What is mindfulness?

Mindfulness is the short term for mindfulness meditation practice. This is a form of self-awareness training adapted from Buddhist mindfulness meditation. Mindfulness is about being aware of what is happening in the present, moment-by-moment, without making judgements about what we notice. Mindfulness meditation practice is a key ingredient in a variety of evidence-based psychotherapies, including dialectical behaviour therapy (DBT) and acceptance and commitment therapy (ACT).

Why should I practice mindfulness?

Our minds can be focused on things in the past, present or future. We often find ourselves ruminating about things that have already happened, or worrying about things that could happen. This can often be distressing.

 Mindfulness is a practice which encourages us to attend to the present moment. There is good evidence that mindfulness practice can help people cope with a wide variety of feeling-states such as depression and anxiety, but also physical health conditions including pain and chronic illness.

Why do I need to practice? Can’t I pay attention to the present moment already?

We can all pay attention to the present moment, at least for a short while. If you haven’t tried meditation before, though, you might notice that your attention wanders and is not easily controlled. Mindfulness strengthens our ability to pay attention in the present moment, but also increases our awareness of how our minds fluctuate, often in unhelpful ways.
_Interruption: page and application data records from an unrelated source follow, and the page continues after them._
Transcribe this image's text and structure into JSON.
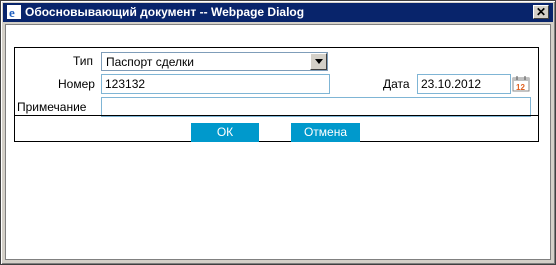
{
  "window": {
    "title": "Обосновывающий документ -- Webpage Dialog",
    "close_glyph": "✕"
  },
  "form": {
    "type_label": "Тип",
    "type_value": "Паспорт сделки",
    "number_label": "Номер",
    "number_value": "123132",
    "date_label": "Дата",
    "date_value": "23.10.2012",
    "note_label": "Примечание",
    "note_value": ""
  },
  "buttons": {
    "ok_label": "ОК",
    "cancel_label": "Отмена"
  },
  "icons": {
    "title_icon": "ie-icon",
    "calendar_icon": "calendar-icon",
    "calendar_day": "12",
    "dropdown_icon": "chevron-down-icon"
  },
  "colors": {
    "titlebar": "#08246b",
    "button": "#0099cc",
    "input_border": "#7fb5d5"
  }
}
People who practice mindfulness regularly find that it helps their ability to stay in the present moment without being deflected.


What does it mean to ‘cultivate a non-judgemental attitude’?

Shakespeare said “there is nothing is either good or bad, but thinking makes it so”, and this is a core idea in therapies like cognitive behavioural therapy. Making judgements about our own experiences can often lead to us becoming quite distressed. For example, thoughts like “this is horrible” and “I can’t take any more” are both judgements associated with distress. Practising mindfulness teaches us to accept more of our experience without judging it. This has been shown to help people live more fulfilling lives.


Some helpful quotes about mindfulness

“If you let cloudy water settle, it will become clear. If you let your upset mind settle, your course will also become clear”

– Jack Kornfield, Buddha’s  Little Instruction Book (1994)


“Mindfulness means paying attention in a particular way: on purpose, in the present moment, and non-judgmentally”

– John Kabat-Zinn, Whevere You Go, There You Are (1994)


“The non-judgemental observation of the ongoing stream of internal and external stimuli as they arise”

– Ruth Baer,  Clinical Psychology: Science and Practice (2003)


“Keeping one’s consciousness alive to the present reality”

– Thich Nath Hanh, The Miracle of Mindfulness (1975)


“Mindfulness is simply the knack of noticing without comment whatever is happening in your present experience”

– Guy Claxton, The Heart of Buddhism  (1990)